Your payment history has the biggest impact on your credit score. If you miss payments, your score will drop significantly. It also reduces the amount of credit you can use, causes interest rates to rise, and affects your future lending power. Ideally, you should charge only what you can pay that month, and aim for a zero balance on cards. Nonetheless, the most important thing is to pay your credit cards on time.

5. Use Credit Instead of Debit

Using a debit card may avoid going into debt, but it increases the risk of fraud. If a scammer accesses your debit card, they can drain your checking and/or savings account, and your hard-earned cash. It takes much longer to return those funds than to have fraudulent charges taken off your credit card account.

6. Take Advantage of Your Credit Card’s Benefits

Many credit cards offer rewards for making purchases at certain stores or buying certain types of products. Earning points now can enable you to save on, for example, a summer vacation. Also look for cash back rewards, 0% APR promotions, purchase protection (can replace a stolen or damaged item), and extended warranty coverage (may offer coverage after the manufacturer’s warranty expires). You can also log in to your account to track transactions and expenses, so you have a better idea of what you’re spending and how much you’ll need for next year.

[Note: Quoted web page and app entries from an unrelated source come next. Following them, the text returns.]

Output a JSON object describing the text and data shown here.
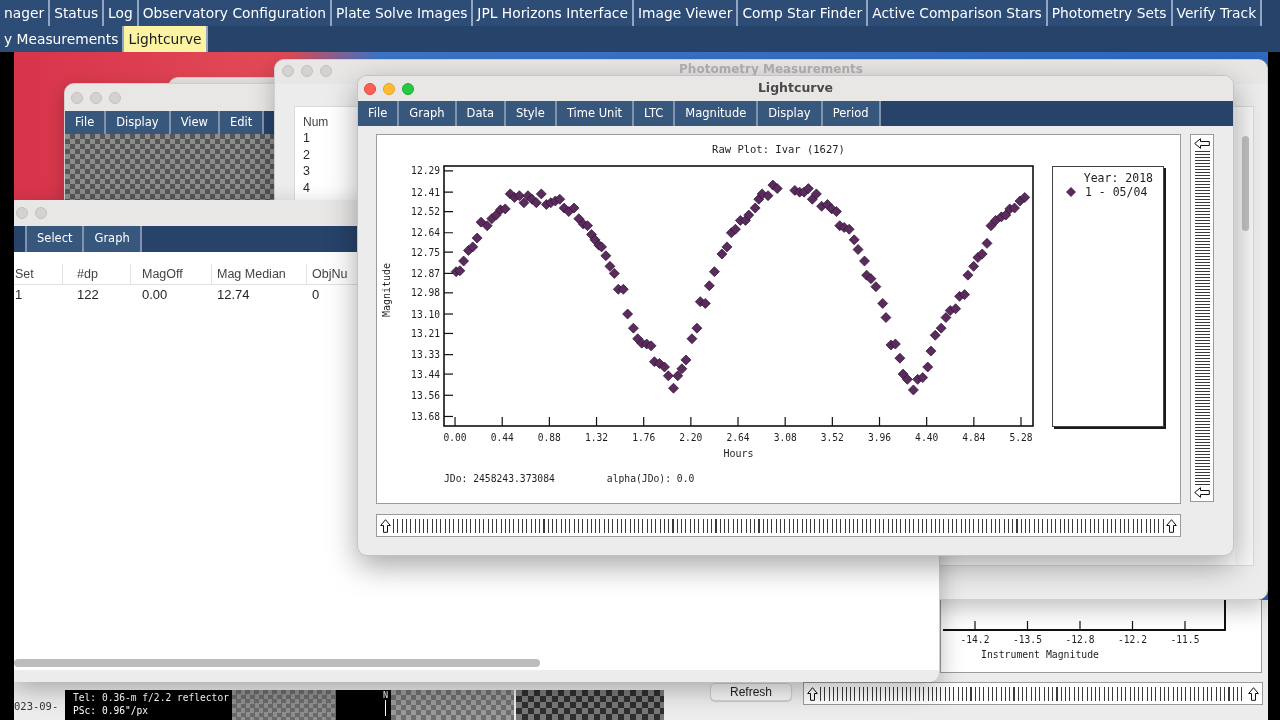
{
  "top_tabs": [
    [
      {
        "label": "nager",
        "selected": false
      },
      {
        "label": "Status",
        "selected": false
      },
      {
        "label": "Log",
        "selected": false
      },
      {
        "label": "Observatory Configuration",
        "selected": false
      },
      {
        "label": "Plate Solve Images",
        "selected": false
      },
      {
        "label": "JPL Horizons Interface",
        "selected": false
      },
      {
        "label": "Image Viewer",
        "selected": false
      },
      {
        "label": "Comp Star Finder",
        "selected": false
      },
      {
        "label": "Active Comparison Stars",
        "selected": false
      },
      {
        "label": "Photometry Sets",
        "selected": false
      },
      {
        "label": "Verify Track",
        "selected": false
      }
    ],
    [
      {
        "label": "y Measurements",
        "selected": false
      },
      {
        "label": "Lightcurve",
        "selected": true
      }
    ]
  ],
  "image_strip": {
    "date": "023-09-",
    "info": [
      "Tel: 0.36-m f/2.2 reflector",
      "PSc: 0.96\"/px"
    ],
    "compass": "N"
  },
  "instrument_window": {
    "button": "Refresh",
    "axis": {
      "ticks": [
        "-14.2",
        "-13.5",
        "-12.8",
        "-12.2",
        "-11.5"
      ],
      "label": "Instrument Magnitude"
    }
  },
  "image_window": {
    "active": false,
    "menu": [
      "File",
      "Display",
      "View",
      "Edit"
    ]
  },
  "photometry_window": {
    "active": false,
    "title": "Photometry Measurements",
    "table": {
      "columns": [
        "Num"
      ],
      "rows": [
        [
          "1"
        ],
        [
          "2"
        ],
        [
          "3"
        ],
        [
          "4"
        ]
      ]
    }
  },
  "sets_window": {
    "active": false,
    "menu": [
      "Select",
      "Graph"
    ],
    "table": {
      "columns": [
        "Set",
        "#dp",
        "MagOff",
        "Mag Median",
        "ObjNu"
      ],
      "rows": [
        [
          "1",
          "122",
          "0.00",
          "12.74",
          "0"
        ]
      ]
    }
  },
  "lightcurve_window": {
    "active": true,
    "title": "Lightcurve",
    "menu": [
      "File",
      "Graph",
      "Data",
      "Style",
      "Time Unit",
      "LTC",
      "Magnitude",
      "Display",
      "Period"
    ],
    "plot": {
      "legend_title": "Year: 2018",
      "jdo": "JDo: 2458243.373084",
      "alpha": "alpha(JDo): 0.0",
      "chart_data": {
        "type": "scatter",
        "title": "Raw Plot: Ivar (1627)",
        "xlabel": "Hours",
        "ylabel": "Magnitude",
        "x": [
          0.01,
          0.045,
          0.08,
          0.125,
          0.165,
          0.206,
          0.243,
          0.3,
          0.343,
          0.384,
          0.424,
          0.468,
          0.515,
          0.555,
          0.6,
          0.643,
          0.68,
          0.718,
          0.758,
          0.805,
          0.852,
          0.893,
          0.936,
          0.977,
          1.018,
          1.061,
          1.11,
          1.155,
          1.196,
          1.236,
          1.273,
          1.305,
          1.342,
          1.367,
          1.407,
          1.445,
          1.486,
          1.523,
          1.57,
          1.61,
          1.664,
          1.704,
          1.742,
          1.788,
          1.829,
          1.86,
          1.907,
          1.954,
          1.99,
          2.038,
          2.078,
          2.116,
          2.154,
          2.21,
          2.257,
          2.288,
          2.335,
          2.372,
          2.42,
          2.49,
          2.537,
          2.578,
          2.616,
          2.662,
          2.71,
          2.74,
          2.8,
          2.834,
          2.865,
          2.92,
          2.965,
          3.006,
          3.17,
          3.215,
          3.256,
          3.296,
          3.333,
          3.371,
          3.42,
          3.474,
          3.514,
          3.558,
          3.589,
          3.63,
          3.677,
          3.724,
          3.76,
          3.82,
          3.84,
          3.88,
          3.926,
          3.99,
          4.02,
          4.067,
          4.108,
          4.15,
          4.18,
          4.22,
          4.276,
          4.316,
          4.363,
          4.41,
          4.44,
          4.48,
          4.535,
          4.58,
          4.62,
          4.67,
          4.707,
          4.754,
          4.785,
          4.838,
          4.878,
          4.918,
          4.963,
          5.0,
          5.044,
          5.097,
          5.138,
          5.175,
          5.22,
          5.27,
          5.315
        ],
        "series": [
          {
            "name": "1 - 05/04",
            "color": "#5b2b5e",
            "values": [
              12.86,
              12.855,
              12.8,
              12.74,
              12.72,
              12.67,
              12.58,
              12.6,
              12.56,
              12.54,
              12.51,
              12.505,
              12.42,
              12.44,
              12.43,
              12.47,
              12.43,
              12.45,
              12.47,
              12.42,
              12.48,
              12.47,
              12.46,
              12.45,
              12.5,
              12.52,
              12.5,
              12.56,
              12.59,
              12.6,
              12.65,
              12.68,
              12.71,
              12.72,
              12.77,
              12.83,
              12.87,
              12.96,
              12.96,
              13.1,
              13.18,
              13.24,
              13.265,
              13.27,
              13.28,
              13.37,
              13.38,
              13.4,
              13.45,
              13.52,
              13.45,
              13.41,
              13.36,
              13.24,
              13.18,
              13.03,
              13.04,
              12.94,
              12.86,
              12.76,
              12.72,
              12.64,
              12.62,
              12.57,
              12.57,
              12.54,
              12.5,
              12.45,
              12.42,
              12.43,
              12.37,
              12.39,
              12.4,
              12.41,
              12.41,
              12.39,
              12.45,
              12.42,
              12.49,
              12.48,
              12.505,
              12.52,
              12.6,
              12.61,
              12.62,
              12.68,
              12.735,
              12.8,
              12.88,
              12.9,
              12.945,
              13.04,
              13.12,
              13.275,
              13.27,
              13.35,
              13.44,
              13.47,
              13.53,
              13.47,
              13.46,
              13.4,
              13.31,
              13.22,
              13.18,
              13.12,
              13.08,
              13.07,
              13.0,
              12.99,
              12.88,
              12.83,
              12.78,
              12.76,
              12.7,
              12.6,
              12.57,
              12.55,
              12.54,
              12.505,
              12.5,
              12.46,
              12.44
            ]
          }
        ],
        "xlim": [
          -0.103,
          5.392
        ],
        "ylim": [
          13.734,
          12.262
        ],
        "xticks": [
          {
            "value": 0,
            "label": "0.00"
          },
          {
            "value": 0.44,
            "label": "0.44"
          },
          {
            "value": 0.88,
            "label": "0.88"
          },
          {
            "value": 1.32,
            "label": "1.32"
          },
          {
            "value": 1.76,
            "label": "1.76"
          },
          {
            "value": 2.2,
            "label": "2.20"
          },
          {
            "value": 2.64,
            "label": "2.64"
          },
          {
            "value": 3.08,
            "label": "3.08"
          },
          {
            "value": 3.52,
            "label": "3.52"
          },
          {
            "value": 3.96,
            "label": "3.96"
          },
          {
            "value": 4.4,
            "label": "4.40"
          },
          {
            "value": 4.84,
            "label": "4.84"
          },
          {
            "value": 5.28,
            "label": "5.28"
          }
        ],
        "yticks": [
          {
            "value": 12.29,
            "label": "12.29"
          },
          {
            "value": 12.41,
            "label": "12.41"
          },
          {
            "value": 12.52,
            "label": "12.52"
          },
          {
            "value": 12.64,
            "label": "12.64"
          },
          {
            "value": 12.75,
            "label": "12.75"
          },
          {
            "value": 12.87,
            "label": "12.87"
          },
          {
            "value": 12.98,
            "label": "12.98"
          },
          {
            "value": 13.1,
            "label": "13.10"
          },
          {
            "value": 13.21,
            "label": "13.21"
          },
          {
            "value": 13.33,
            "label": "13.33"
          },
          {
            "value": 13.44,
            "label": "13.44"
          },
          {
            "value": 13.56,
            "label": "13.56"
          },
          {
            "value": 13.68,
            "label": "13.68"
          }
        ]
      }
    }
  }
}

7. Shop Wisely

A credit card gives you great spending power. But online shopping comes with risks and the store with the lowest prices isn’t always the best place to purchase gifts. There are plenty of legitimate deals out there. However, if a deal seems too good to be true, it most likely is. Shop for well-known brands at sites you recognize, or look for the padlock symbol that verifies the site is secure.

8. Repair Your Credit

There are factors you don’t have control over. For example, a creditor or credit card bureau can make a mistake, resulting in an inaccuracy on your credit report. Errors can be damaging. You might be missing out on loans you’d otherwise be eligible for and end up paying thousands more in debt that isn’t yours. A credit repair service can kick start the process of fixing your credit, so your good spending habits pay off.

American Credit Can Help Improve Your Credit Rating

We hope our tips on how to use a credit card this holiday season are helpful. If negative information is driving your credit scores down, American Credit can address the reasons why. We skip dispute resolution and employ a pre-litigation process, so creditors are forced to provide the correct information and credit bureaus respond favorably. To learn more or receive a free credit consultation, call American Credit at 855-213-1043 today.